From my research online, I am confused about the difference between a 'monoalphabetic cipher' and 'monoalphabetic substitution cipher'. However, I have got my answer from the websites Kifanga and Cornell.edu for reference:
The following is my answer:
A monoalphabetic substitution cipher is a cipher in which each occurrence of a plaintext symbol is replaced by a corresponding ciphertext symbol to generate ciphertext. The key for such a cipher is a table of the correspondence or a function from which the correspondence is computed.
Monalphabetic substitution ciphers are easy to break using a decryption method called letter frequency analysis. This is done by studying the text in the language of the cipher, and the frequency of each letter can be determined. For example, in the English language, the most frequent letter is
E followed by
T. By substituting the most frequent letter in the ciphertext with the letter
E the second most frequent with the letter
T and so on I will end up with the original plaintext.

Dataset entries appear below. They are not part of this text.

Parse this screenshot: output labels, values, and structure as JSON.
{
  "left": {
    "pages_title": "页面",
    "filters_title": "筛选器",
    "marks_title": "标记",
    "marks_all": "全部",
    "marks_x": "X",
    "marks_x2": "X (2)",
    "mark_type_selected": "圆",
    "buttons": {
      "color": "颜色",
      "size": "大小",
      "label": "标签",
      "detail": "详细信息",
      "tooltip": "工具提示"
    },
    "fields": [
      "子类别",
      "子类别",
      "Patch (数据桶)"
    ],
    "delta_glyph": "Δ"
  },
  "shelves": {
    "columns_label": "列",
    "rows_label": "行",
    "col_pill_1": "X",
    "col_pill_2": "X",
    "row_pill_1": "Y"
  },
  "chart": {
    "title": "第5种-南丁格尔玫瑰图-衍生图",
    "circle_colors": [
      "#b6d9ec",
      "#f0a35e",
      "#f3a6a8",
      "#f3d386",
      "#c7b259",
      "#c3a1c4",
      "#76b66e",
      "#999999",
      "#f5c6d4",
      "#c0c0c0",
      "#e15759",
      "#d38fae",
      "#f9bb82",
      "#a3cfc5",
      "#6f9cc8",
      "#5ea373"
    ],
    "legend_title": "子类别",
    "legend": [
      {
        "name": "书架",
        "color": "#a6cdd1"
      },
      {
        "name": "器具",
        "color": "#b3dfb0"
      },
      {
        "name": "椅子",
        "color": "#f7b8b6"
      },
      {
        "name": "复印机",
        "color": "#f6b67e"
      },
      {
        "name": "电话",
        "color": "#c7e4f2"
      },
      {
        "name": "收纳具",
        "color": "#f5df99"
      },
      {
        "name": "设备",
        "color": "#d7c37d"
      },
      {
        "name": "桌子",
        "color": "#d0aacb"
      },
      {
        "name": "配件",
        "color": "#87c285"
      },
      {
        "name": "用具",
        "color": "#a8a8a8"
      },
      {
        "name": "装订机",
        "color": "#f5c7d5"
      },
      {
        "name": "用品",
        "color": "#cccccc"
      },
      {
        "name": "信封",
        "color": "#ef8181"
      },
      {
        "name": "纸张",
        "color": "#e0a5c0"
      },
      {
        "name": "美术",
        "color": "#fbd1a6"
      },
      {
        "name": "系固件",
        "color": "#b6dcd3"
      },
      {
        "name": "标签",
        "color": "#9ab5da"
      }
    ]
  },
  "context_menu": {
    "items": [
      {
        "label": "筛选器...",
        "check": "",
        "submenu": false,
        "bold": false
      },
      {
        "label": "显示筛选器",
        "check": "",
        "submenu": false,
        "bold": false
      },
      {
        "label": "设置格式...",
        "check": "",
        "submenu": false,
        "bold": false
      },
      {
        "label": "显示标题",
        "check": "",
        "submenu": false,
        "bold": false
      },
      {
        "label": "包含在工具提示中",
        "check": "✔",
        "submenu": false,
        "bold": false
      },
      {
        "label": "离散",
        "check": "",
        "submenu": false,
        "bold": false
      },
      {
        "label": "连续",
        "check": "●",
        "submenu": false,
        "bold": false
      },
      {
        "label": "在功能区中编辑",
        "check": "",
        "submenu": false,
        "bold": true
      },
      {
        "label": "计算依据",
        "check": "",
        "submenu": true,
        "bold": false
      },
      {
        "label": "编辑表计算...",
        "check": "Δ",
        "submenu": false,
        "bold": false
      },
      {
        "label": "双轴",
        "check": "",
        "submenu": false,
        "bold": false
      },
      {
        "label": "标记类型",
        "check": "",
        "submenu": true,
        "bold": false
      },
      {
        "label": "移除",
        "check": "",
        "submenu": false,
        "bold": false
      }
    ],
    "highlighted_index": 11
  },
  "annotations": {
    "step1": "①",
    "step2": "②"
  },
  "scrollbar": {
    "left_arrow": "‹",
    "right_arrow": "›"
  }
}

Are my definition and description accurate? If not, what is an accurate description and why does it then provide a poor level of security?